(Records contained in a dataset)
..............................

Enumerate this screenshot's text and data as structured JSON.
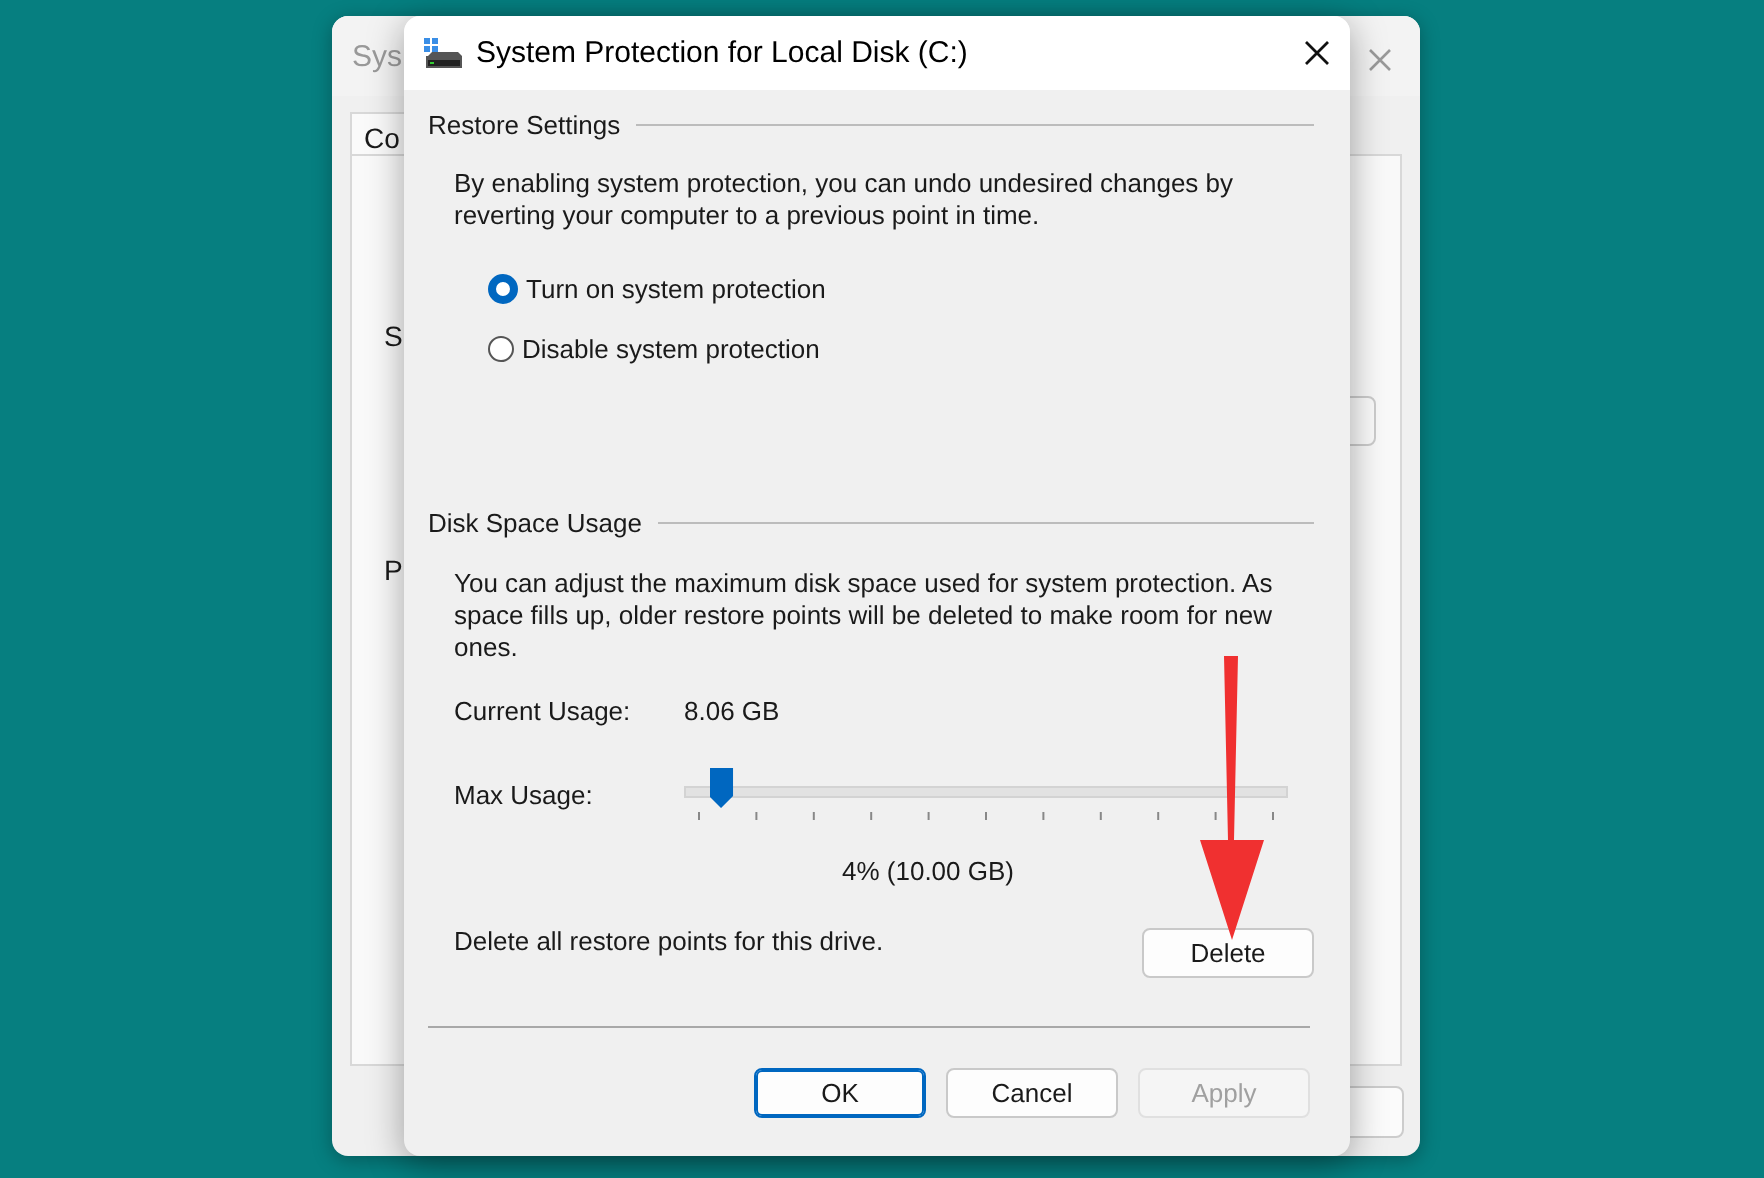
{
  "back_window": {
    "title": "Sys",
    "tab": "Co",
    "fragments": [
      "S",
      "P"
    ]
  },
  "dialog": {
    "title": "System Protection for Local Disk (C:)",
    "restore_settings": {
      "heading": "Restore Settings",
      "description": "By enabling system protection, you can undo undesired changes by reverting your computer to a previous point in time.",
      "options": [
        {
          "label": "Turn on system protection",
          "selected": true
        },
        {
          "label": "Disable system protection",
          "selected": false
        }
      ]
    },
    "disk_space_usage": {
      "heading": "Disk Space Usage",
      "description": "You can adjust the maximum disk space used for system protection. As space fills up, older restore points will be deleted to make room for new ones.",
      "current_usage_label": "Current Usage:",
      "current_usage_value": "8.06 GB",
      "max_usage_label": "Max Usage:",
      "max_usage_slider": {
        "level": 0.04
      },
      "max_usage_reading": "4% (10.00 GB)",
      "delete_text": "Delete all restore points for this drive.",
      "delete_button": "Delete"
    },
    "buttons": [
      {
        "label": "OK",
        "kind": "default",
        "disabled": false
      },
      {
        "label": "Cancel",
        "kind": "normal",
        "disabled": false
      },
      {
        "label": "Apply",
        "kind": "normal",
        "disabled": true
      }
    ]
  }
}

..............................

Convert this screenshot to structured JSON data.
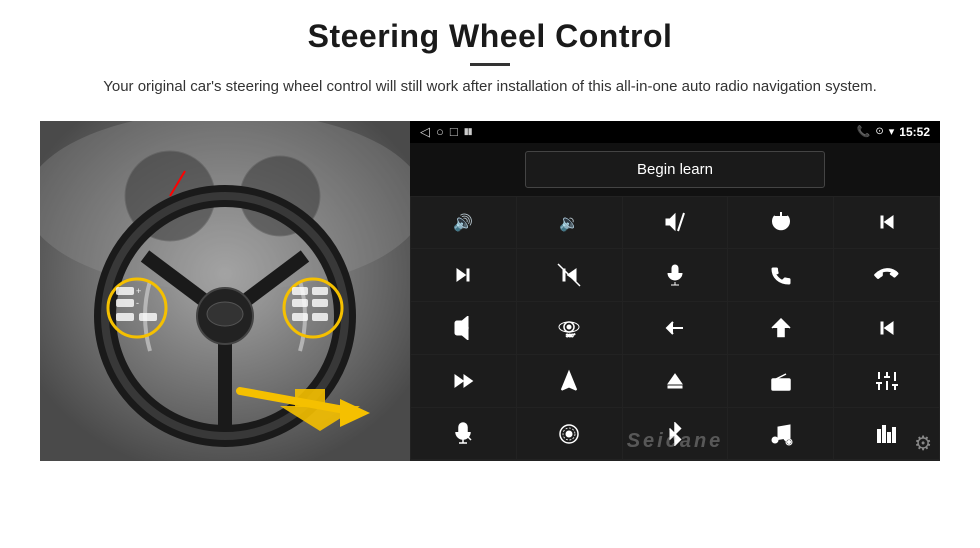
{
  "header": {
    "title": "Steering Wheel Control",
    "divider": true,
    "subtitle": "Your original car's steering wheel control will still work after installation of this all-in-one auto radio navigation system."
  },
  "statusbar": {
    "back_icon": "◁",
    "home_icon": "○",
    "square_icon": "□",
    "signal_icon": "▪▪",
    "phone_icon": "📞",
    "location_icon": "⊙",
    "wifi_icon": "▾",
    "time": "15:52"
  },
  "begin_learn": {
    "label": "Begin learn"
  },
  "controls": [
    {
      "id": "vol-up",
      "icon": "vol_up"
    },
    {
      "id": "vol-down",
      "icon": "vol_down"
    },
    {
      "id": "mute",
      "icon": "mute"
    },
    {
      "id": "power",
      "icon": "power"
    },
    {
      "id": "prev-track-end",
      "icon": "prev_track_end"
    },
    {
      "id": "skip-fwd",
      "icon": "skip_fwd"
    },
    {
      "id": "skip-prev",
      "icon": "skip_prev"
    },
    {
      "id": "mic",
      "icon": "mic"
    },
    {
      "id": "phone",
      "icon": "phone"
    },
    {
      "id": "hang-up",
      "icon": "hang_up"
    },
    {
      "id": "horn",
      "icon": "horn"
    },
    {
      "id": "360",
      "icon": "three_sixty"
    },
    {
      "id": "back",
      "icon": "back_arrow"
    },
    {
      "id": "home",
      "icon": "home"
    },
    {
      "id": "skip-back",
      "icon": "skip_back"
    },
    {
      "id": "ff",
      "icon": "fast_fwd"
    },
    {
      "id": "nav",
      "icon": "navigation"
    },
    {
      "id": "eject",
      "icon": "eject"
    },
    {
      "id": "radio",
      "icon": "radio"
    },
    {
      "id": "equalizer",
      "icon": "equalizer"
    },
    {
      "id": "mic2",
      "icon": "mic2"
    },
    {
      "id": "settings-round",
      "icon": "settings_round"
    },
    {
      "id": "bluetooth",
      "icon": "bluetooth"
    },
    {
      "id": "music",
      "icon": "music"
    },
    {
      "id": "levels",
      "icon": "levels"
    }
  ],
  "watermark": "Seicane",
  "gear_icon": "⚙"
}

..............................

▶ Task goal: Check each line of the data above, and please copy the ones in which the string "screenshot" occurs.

▶ Task solution:
Enumerate this screenshot's text and data as structured JSON.
Convert this screenshot to structured JSON data.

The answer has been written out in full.